- [Exercise instructions]: After reading the records, print them all again exactly as they stand.

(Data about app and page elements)

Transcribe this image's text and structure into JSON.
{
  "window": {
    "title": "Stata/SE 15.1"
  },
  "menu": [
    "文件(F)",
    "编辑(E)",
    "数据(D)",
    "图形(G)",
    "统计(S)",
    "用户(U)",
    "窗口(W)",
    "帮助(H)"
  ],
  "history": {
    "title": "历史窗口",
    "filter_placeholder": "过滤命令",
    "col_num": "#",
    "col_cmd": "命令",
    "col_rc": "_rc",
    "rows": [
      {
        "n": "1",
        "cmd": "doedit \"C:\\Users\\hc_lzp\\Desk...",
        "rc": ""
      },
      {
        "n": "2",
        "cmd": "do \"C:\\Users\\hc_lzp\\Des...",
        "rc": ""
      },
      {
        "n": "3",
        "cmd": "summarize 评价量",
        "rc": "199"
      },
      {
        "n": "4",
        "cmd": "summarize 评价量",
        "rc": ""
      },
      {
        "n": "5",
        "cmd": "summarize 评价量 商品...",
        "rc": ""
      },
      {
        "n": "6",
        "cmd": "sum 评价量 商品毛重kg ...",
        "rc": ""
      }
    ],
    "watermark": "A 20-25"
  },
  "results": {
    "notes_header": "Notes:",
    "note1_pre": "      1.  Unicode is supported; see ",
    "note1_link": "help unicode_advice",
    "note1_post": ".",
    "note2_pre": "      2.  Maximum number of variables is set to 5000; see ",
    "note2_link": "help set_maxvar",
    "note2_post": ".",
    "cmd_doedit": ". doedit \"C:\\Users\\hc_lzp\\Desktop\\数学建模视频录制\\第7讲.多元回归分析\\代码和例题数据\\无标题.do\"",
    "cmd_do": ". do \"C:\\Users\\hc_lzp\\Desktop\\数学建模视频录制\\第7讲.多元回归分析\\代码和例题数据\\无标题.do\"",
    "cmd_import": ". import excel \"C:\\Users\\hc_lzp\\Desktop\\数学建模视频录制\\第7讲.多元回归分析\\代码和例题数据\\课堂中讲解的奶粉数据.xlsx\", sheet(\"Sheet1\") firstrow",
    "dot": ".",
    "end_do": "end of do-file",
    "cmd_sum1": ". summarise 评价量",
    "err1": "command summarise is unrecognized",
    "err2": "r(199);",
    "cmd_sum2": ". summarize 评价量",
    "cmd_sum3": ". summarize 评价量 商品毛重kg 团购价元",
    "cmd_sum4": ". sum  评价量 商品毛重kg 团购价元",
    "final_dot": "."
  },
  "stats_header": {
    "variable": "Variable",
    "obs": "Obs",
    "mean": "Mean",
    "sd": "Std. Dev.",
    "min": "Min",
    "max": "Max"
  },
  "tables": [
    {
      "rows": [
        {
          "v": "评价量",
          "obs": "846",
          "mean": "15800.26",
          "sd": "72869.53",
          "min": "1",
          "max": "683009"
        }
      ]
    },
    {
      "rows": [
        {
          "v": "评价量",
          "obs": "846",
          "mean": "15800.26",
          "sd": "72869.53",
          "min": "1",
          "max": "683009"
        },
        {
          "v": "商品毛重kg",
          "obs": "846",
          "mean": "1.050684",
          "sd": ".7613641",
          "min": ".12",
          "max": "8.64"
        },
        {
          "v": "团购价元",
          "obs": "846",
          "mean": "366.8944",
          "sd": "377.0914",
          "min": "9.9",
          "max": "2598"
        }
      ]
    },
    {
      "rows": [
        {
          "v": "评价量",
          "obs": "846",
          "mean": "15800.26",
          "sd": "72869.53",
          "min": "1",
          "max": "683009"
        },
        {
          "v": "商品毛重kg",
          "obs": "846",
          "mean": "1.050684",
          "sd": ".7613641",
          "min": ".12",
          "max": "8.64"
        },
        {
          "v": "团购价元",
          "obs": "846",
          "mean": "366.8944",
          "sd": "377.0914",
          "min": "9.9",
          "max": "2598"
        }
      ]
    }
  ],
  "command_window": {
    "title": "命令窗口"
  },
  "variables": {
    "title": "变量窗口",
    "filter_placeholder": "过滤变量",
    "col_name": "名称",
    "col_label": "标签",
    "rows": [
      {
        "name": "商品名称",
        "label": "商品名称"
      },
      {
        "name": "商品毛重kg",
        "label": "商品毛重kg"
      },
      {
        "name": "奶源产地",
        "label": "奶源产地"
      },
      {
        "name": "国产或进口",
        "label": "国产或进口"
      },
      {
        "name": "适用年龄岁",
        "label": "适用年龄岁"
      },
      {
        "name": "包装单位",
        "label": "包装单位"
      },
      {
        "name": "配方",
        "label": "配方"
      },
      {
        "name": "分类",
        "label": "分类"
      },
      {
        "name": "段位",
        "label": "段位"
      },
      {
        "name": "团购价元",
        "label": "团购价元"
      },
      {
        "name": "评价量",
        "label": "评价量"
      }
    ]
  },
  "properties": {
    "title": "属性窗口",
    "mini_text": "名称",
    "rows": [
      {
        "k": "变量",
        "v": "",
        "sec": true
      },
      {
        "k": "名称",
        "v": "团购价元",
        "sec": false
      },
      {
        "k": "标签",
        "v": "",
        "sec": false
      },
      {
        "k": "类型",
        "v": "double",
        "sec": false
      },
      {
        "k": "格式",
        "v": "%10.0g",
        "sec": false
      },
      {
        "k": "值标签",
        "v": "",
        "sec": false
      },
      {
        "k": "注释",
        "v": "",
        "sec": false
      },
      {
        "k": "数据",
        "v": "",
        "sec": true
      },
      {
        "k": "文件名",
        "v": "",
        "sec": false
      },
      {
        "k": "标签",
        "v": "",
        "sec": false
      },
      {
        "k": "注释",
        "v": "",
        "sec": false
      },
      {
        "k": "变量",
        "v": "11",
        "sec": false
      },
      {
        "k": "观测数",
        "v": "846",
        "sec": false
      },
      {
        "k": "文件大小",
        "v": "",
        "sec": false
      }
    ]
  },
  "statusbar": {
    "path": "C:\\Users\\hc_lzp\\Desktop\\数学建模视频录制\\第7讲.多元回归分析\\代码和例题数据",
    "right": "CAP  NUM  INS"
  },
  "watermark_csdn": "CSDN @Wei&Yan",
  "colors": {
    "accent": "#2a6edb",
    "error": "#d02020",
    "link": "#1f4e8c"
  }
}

- [Solution]:
Transcribe this image's text and structure into JSON.
{
  "window": {
    "title": "Stata/SE 15.1"
  },
  "menu": [
    "文件(F)",
    "编辑(E)",
    "数据(D)",
    "图形(G)",
    "统计(S)",
    "用户(U)",
    "窗口(W)",
    "帮助(H)"
  ],
  "history": {
    "title": "历史窗口",
    "filter_placeholder": "过滤命令",
    "col_num": "#",
    "col_cmd": "命令",
    "col_rc": "_rc",
    "rows": [
      {
        "n": "1",
        "cmd": "doedit \"C:\\Users\\hc_lzp\\Desk...",
        "rc": ""
      },
      {
        "n": "2",
        "cmd": "do \"C:\\Users\\hc_lzp\\Des...",
        "rc": ""
      },
      {
        "n": "3",
        "cmd": "summarize 评价量",
        "rc": "199"
      },
      {
        "n": "4",
        "cmd": "summarize 评价量",
        "rc": ""
      },
      {
        "n": "5",
        "cmd": "summarize 评价量 商品...",
        "rc": ""
      },
      {
        "n": "6",
        "cmd": "sum 评价量 商品毛重kg ...",
        "rc": ""
      }
    ],
    "watermark": "A 20-25"
  },
  "results": {
    "notes_header": "Notes:",
    "note1_pre": "      1.  Unicode is supported; see ",
    "note1_link": "help unicode_advice",
    "note1_post": ".",
    "note2_pre": "      2.  Maximum number of variables is set to 5000; see ",
    "note2_link": "help set_maxvar",
    "note2_post": ".",
    "cmd_doedit": ". doedit \"C:\\Users\\hc_lzp\\Desktop\\数学建模视频录制\\第7讲.多元回归分析\\代码和例题数据\\无标题.do\"",
    "cmd_do": ". do \"C:\\Users\\hc_lzp\\Desktop\\数学建模视频录制\\第7讲.多元回归分析\\代码和例题数据\\无标题.do\"",
    "cmd_import": ". import excel \"C:\\Users\\hc_lzp\\Desktop\\数学建模视频录制\\第7讲.多元回归分析\\代码和例题数据\\课堂中讲解的奶粉数据.xlsx\", sheet(\"Sheet1\") firstrow",
    "dot": ".",
    "end_do": "end of do-file",
    "cmd_sum1": ". summarise 评价量",
    "err1": "command summarise is unrecognized",
    "err2": "r(199);",
    "cmd_sum2": ". summarize 评价量",
    "cmd_sum3": ". summarize 评价量 商品毛重kg 团购价元",
    "cmd_sum4": ". sum  评价量 商品毛重kg 团购价元",
    "final_dot": "."
  },
  "stats_header": {
    "variable": "Variable",
    "obs": "Obs",
    "mean": "Mean",
    "sd": "Std. Dev.",
    "min": "Min",
    "max": "Max"
  },
  "tables": [
    {
      "rows": [
        {
          "v": "评价量",
          "obs": "846",
          "mean": "15800.26",
          "sd": "72869.53",
          "min": "1",
          "max": "683009"
        }
      ]
    },
    {
      "rows": [
        {
          "v": "评价量",
          "obs": "846",
          "mean": "15800.26",
          "sd": "72869.53",
          "min": "1",
          "max": "683009"
        },
        {
          "v": "商品毛重kg",
          "obs": "846",
          "mean": "1.050684",
          "sd": ".7613641",
          "min": ".12",
          "max": "8.64"
        },
        {
          "v": "团购价元",
          "obs": "846",
          "mean": "366.8944",
          "sd": "377.0914",
          "min": "9.9",
          "max": "2598"
        }
      ]
    },
    {
      "rows": [
        {
          "v": "评价量",
          "obs": "846",
          "mean": "15800.26",
          "sd": "72869.53",
          "min": "1",
          "max": "683009"
        },
        {
          "v": "商品毛重kg",
          "obs": "846",
          "mean": "1.050684",
          "sd": ".7613641",
          "min": ".12",
          "max": "8.64"
        },
        {
          "v": "团购价元",
          "obs": "846",
          "mean": "366.8944",
          "sd": "377.0914",
          "min": "9.9",
          "max": "2598"
        }
      ]
    }
  ],
  "command_window": {
    "title": "命令窗口"
  },
  "variables": {
    "title": "变量窗口",
    "filter_placeholder": "过滤变量",
    "col_name": "名称",
    "col_label": "标签",
    "rows": [
      {
        "name": "商品名称",
        "label": "商品名称"
      },
      {
        "name": "商品毛重kg",
        "label": "商品毛重kg"
      },
      {
        "name": "奶源产地",
        "label": "奶源产地"
      },
      {
        "name": "国产或进口",
        "label": "国产或进口"
      },
      {
        "name": "适用年龄岁",
        "label": "适用年龄岁"
      },
      {
        "name": "包装单位",
        "label": "包装单位"
      },
      {
        "name": "配方",
        "label": "配方"
      },
      {
        "name": "分类",
        "label": "分类"
      },
      {
        "name": "段位",
        "label": "段位"
      },
      {
        "name": "团购价元",
        "label": "团购价元"
      },
      {
        "name": "评价量",
        "label": "评价量"
      }
    ]
  },
  "properties": {
    "title": "属性窗口",
    "mini_text": "名称",
    "rows": [
      {
        "k": "变量",
        "v": "",
        "sec": true
      },
      {
        "k": "名称",
        "v": "团购价元",
        "sec": false
      },
      {
        "k": "标签",
        "v": "",
        "sec": false
      },
      {
        "k": "类型",
        "v": "double",
        "sec": false
      },
      {
        "k": "格式",
        "v": "%10.0g",
        "sec": false
      },
      {
        "k": "值标签",
        "v": "",
        "sec": false
      },
      {
        "k": "注释",
        "v": "",
        "sec": false
      },
      {
        "k": "数据",
        "v": "",
        "sec": true
      },
      {
        "k": "文件名",
        "v": "",
        "sec": false
      },
      {
        "k": "标签",
        "v": "",
        "sec": false
      },
      {
        "k": "注释",
        "v": "",
        "sec": false
      },
      {
        "k": "变量",
        "v": "11",
        "sec": false
      },
      {
        "k": "观测数",
        "v": "846",
        "sec": false
      },
      {
        "k": "文件大小",
        "v": "",
        "sec": false
      }
    ]
  },
  "statusbar": {
    "path": "C:\\Users\\hc_lzp\\Desktop\\数学建模视频录制\\第7讲.多元回归分析\\代码和例题数据",
    "right": "CAP  NUM  INS"
  },
  "watermark_csdn": "CSDN @Wei&Yan",
  "colors": {
    "accent": "#2a6edb",
    "error": "#d02020",
    "link": "#1f4e8c"
  }
}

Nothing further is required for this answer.